This year, when Temple's College of Liberal Arts held a cartoon contest, it got an astonishing 60 entries. And some of the ideas were definitely worth stealing.
It was heartening that students who don't regularly see political cartoons almost instinctively know what they are. They came up with interesting images and funny gags with some serviceable artwork to show what they felt about national, Temple, and even Philadelphia politics. Though there were no content directions, most of the entries were left-leaning.
Traditional editorial cartoons began and grew with the growth of newspapers. As newspapers continue to contract, so too, do the number and viewership of editorial cartoons. There were somewhere around 160 or more cartoonists when I started looking for jobs in the 1980s. Now there are around 50 full time.
Where people once followed cartoonists for political humor, they now follow Saturday Night Live, Stephen Colbert, and Samantha Bee. Those folks are all great but hard to hang on your refrigerator. And, they will never skewer the hometown hijinks of local politicians who need scrutiny as much as our national figures do.

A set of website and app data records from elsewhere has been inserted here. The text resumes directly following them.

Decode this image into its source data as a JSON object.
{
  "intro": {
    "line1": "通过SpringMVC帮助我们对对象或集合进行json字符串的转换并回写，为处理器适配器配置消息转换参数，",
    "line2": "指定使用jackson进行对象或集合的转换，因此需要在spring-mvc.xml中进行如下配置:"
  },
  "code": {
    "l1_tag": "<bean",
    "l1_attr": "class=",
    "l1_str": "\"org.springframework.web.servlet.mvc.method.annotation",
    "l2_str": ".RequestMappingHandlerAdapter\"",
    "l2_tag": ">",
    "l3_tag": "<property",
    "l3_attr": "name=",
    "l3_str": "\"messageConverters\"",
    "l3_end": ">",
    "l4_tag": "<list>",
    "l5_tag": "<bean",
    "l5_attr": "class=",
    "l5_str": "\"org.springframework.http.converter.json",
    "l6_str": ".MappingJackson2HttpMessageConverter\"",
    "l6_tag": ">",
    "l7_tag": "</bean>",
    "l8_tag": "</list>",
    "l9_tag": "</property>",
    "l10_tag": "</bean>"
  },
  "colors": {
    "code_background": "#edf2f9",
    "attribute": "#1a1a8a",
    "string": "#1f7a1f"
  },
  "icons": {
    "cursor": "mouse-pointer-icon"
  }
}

The urge to make satirical art hasn't decreased. Online sites such as "The Nib" feature young cartoonists with more long-form styles. Pulitzer Prize winners Mark Fiore and Ann Telnaes, among others, have pioneered various kinds of animated cartoons that work online and, of course, on Facetwittergram-type sites. More will experiment with the genre.